Engine: 4-Zyl. Boxer
Displacement: 1131 ccm
Power Output: 25 PS (18 kW)
Top Speed: 105 km/h

History:
When Ferdinand Porsche presents his “Plan Concerning the Construction of a German People’s Car” in January 1934, this “Volkswagen” concept benefits from his design experience in the development of seven prior compact car models. In his own engineering office located in Stuttgart, Porsche and his colleagues envision the People’s Car as having an air-cooled rear engine, a torsion bar suspension with longitudinal control arm, and an outer structure composed of a body shell and a base plate. The streamlined design accommodating four occupants gives rise to the now infamous Beetle silhouette. Ferdinand Porsche is already contemplating production, and a trip to the United States enables him to assess the most advanced production methods for implementation. After World War II, the VW success story really gains momentum. By 1950, some 100,000 vehicles of the type displayed here have already been sold. By 2003, total unit sales reach 21.5 million.

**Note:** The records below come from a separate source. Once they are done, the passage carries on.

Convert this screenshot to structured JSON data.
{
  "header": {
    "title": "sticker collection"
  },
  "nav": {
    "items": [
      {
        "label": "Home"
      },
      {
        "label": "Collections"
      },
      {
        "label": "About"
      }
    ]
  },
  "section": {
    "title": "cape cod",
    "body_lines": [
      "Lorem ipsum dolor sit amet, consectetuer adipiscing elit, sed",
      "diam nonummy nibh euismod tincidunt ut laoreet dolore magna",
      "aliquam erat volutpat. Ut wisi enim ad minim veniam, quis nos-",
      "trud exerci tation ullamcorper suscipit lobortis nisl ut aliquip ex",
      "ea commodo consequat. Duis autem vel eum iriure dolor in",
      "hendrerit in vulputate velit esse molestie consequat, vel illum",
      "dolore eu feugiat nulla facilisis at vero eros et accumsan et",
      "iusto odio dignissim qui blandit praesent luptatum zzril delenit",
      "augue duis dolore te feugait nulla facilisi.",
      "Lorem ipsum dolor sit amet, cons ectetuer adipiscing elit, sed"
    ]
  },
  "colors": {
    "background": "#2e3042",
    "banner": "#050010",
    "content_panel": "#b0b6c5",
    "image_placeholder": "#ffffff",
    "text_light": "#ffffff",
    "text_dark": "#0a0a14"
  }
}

Porsche Typ 360 Cisitalia
Model Year: 1947
Engine: 12-Zyl. Kompressor
Displacement: 1493 ccm
Power Output: 385 PS (283 kW)
Top Speed: 300 km/h

History:
In 1946, Italian enterepreneur and racing enthuasiast Piero Dusio engages the services of Porsches Engineering for his new Cisitalia brand. This single-seater not only dazzles with its gleaming light-alloy body, but is technically far ahead of its time in many respects. Power from the 1.5-liter, supercharged twelve-cylinder engine is transmitted via driver-engaged four-wheel drive. Despite the difficult and often improvised conditions of the post-war era in the small town of Gmund, deep in the Austrian Alps, the car is completed, but it never makes it beyond test stage due to financial problems. In addition to the design of the Type 360 racing car, the contract package with Dusio includes a two-seater sports car, a compact tractor, and a water turbine.







Porsche 356 “Nr.1” Roadster
Model Year: 1948
Engine: 4-Zyl. Boxer
Displacement: 1131 ccm
Power Output: 35 PS (26 kW)
Top Speed: 135 km/h

History:
There can be only Number One: spring of 1948 marks the construction of the first sports car bearing the name Porsche. In this sporty version of the Volkswagen, Ferry Porsche makes his idea of a sportscar come true. The Porsche Type 356 “No. 1” is ready to roll on June 8, and the Carinthian provincial government issues an individual permit for its use in test-drives on public roads. This mid-engine sports car is equipped with a VW engine boosted to 35 hp. It weighs only 585 kilograms and achieves a top speed of 135 km/h. In July 1948, “No.1” proves its fitness as a sports car at the Innsbruck City Race.








to be continued soon!